For decades, intellectuals had been asking themselves the question, ‘What is art?’.

This was only because they hadn’t met me yet.

Upon meeting me, they would have only had to take one look at my face and the answer would have instantly become startlingly clear.

Here is a picture of one of my earliest works:

Dog FenceI entitled it Dog Jumping Over Fence.

I suspect that this was maybe because it is a picture of a dog jumping over a fence.

I think Dog Jumping Over Fence clearly demonstrates that, even at the tender age of seven, I had developed an uncanny ability to accurately capture the size of a dog in relation to that of a fence, a skill that many experienced artists spend years honing.

I was also extremely adept at representing the intricacies of the human form.

Soon after completing Dog Jumping Over Fence, I drew the following portrait of my mother:

MumHaving slaved away at the portrait for an entire six minutes, I proudly presented my mum with her likeness.

I was expecting her to put it up for auction, or at the very least frame it.

However, for some imperceptible reason, she did not seem too flattered.

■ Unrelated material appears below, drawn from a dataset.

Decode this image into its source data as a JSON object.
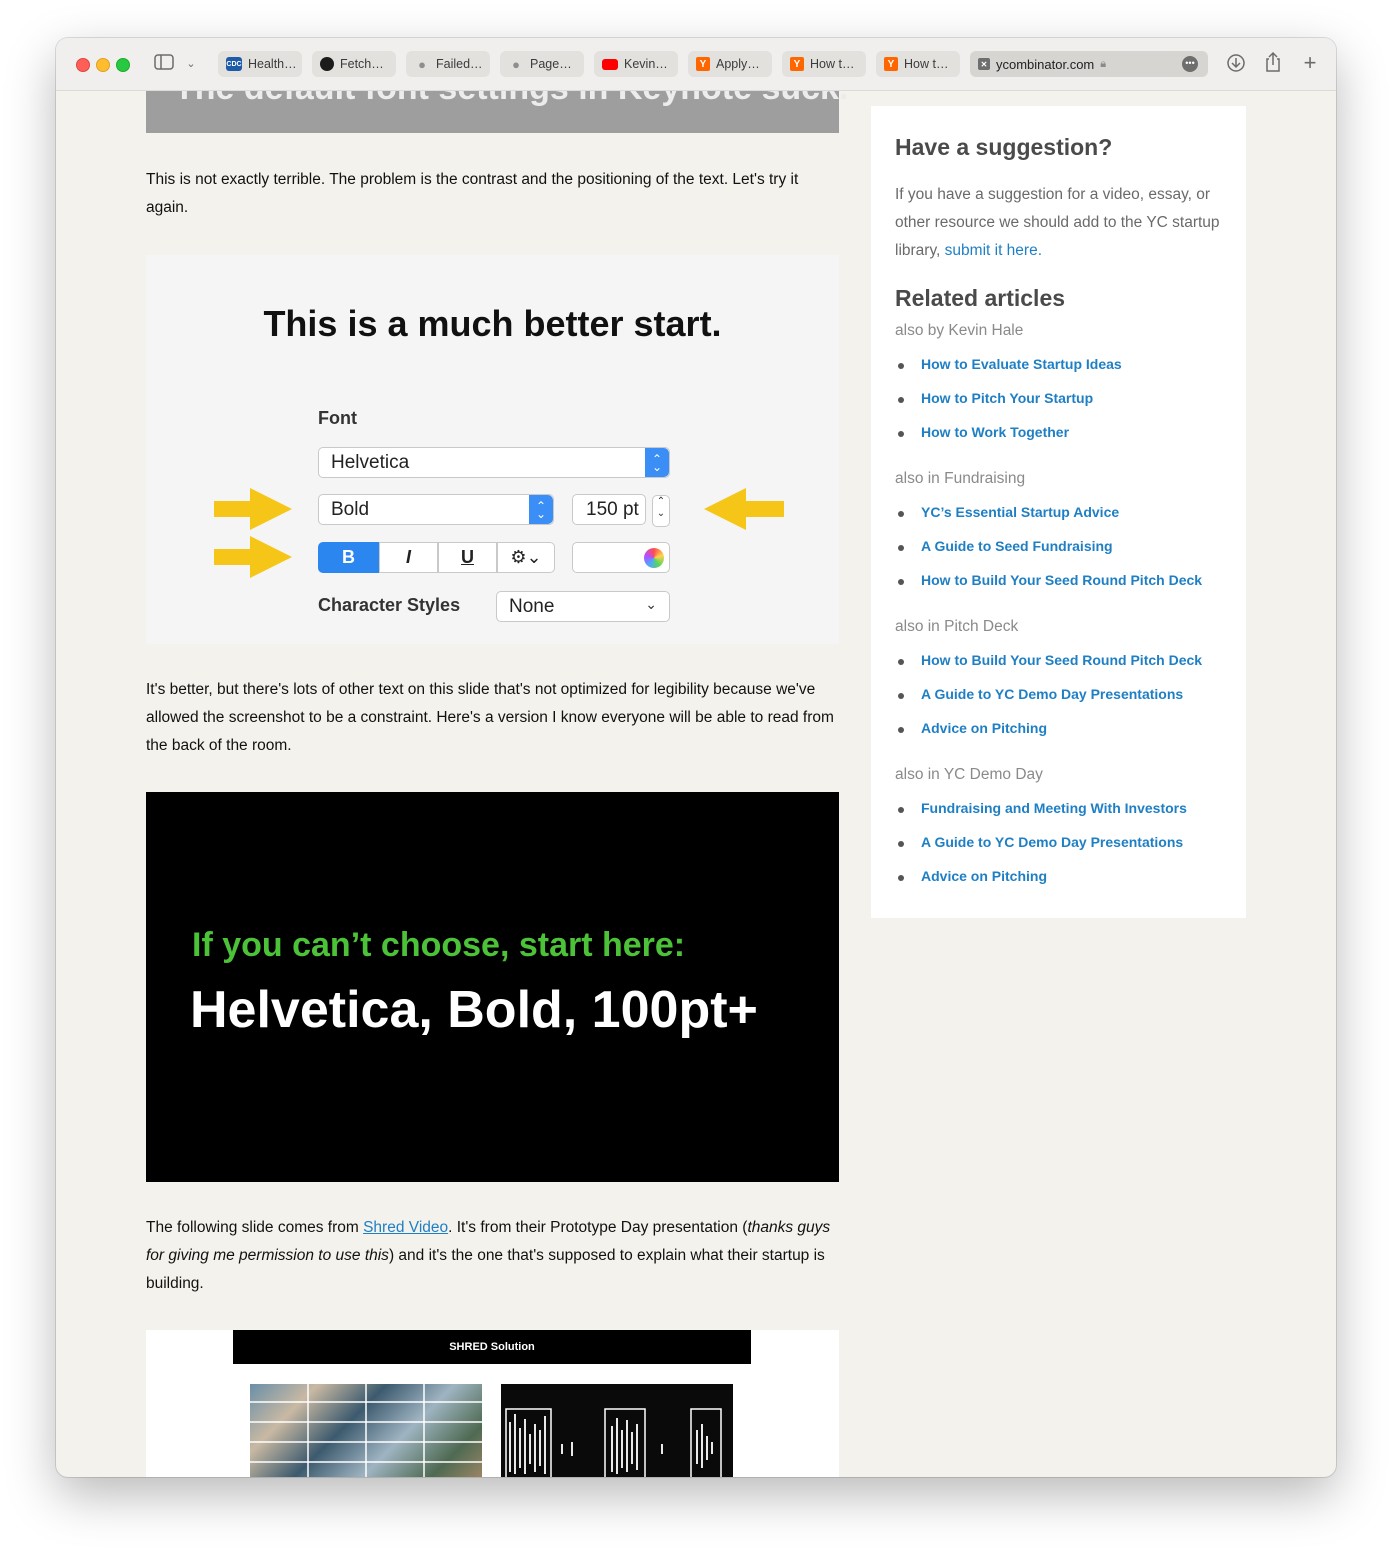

She handed the drawing back to me and told me that it was ‘nice’.

Normally, when adults tell children that something is ‘nice’, it is code for ‘that is a complete pile of wank’.

However, in my innocence and naivety, I missed the latent subtlety of this insult and was therefore undeterred from continuing in my pursuit of artistic glory.

When I turned nine years old, I felt as if I wanted to take my art to the next level.

I decided to learn from the sacred book of art:


The Weatherly Guide to Drawing Animals presented the reader with a series of simple steps which they could follow in order to gradually build up images of various kinds of animals.

I opened the book and selected a rhino.

I was excited.

I was about to draw a rhino.

At the time, I felt that if I could just draw the rhino, then my life would be complete.

However, the process of drawing a rhino was more challenging than I ever could have expected.

It'll be easy

Nevertheless, I persevered and eventually emerged, exhausted and nervously twitching, with a drawing of a rhino.

good rhinio
The Weatherly Guide To Drawing Animals – p85

Except my rhino looked like this:

Bad rhino

My experience with the rhino greatly damaged my confidence.

What kind of artist was I if I couldn’t even draw an accurate representation of an herbivorous safari animal?

Soon afterwards, traumatised and dejected, I went through what I like to refer to as my minimalist phase.

I drew the following picture, which I christened Blank Page With Nothing On It.

Blank Page With Nothing On It is an artwork which I feel completely defies the expectations established by its title:


A few days later, I drew Blank Page With Nothing On It 2: Another Blank Page With Nothing On It.

This was then followed by Blank Page With Nothing On It: The Sequel to the Sequel, Blank Page With Nothing On It Reloaded and Blank Page With Nothing On It 5: The Pencil-Deprived Void.

I became slightly obsessed with the series, frantically creating new installments in the hope that each one would be blanker and contain more nothingness than that which had come before.

However, I gradually discovered that, no matter how hard I tried, each picture had similar concentrations of blackness and nothingness.

I had lost control of the series.

It was becoming a caricature of itself.

I stopped creating art all together.

the end

or so i thought

A few weeks ago, whilst tidying through my stuff, I came across a page of a comic book that I created back in my pre-rhino days.


Whilst looking at my work, I was reminded of the fact that my complex and witty writing style could be combined with my sophisticated drawings in order to bring something truly special into existence.

I realised that depriving the world of my illustrations was a crime worse than not depriving the world of my illustrations.

Hence, I have been inspired to once again pick up a pencil and illustrate this blog.


I don't actually.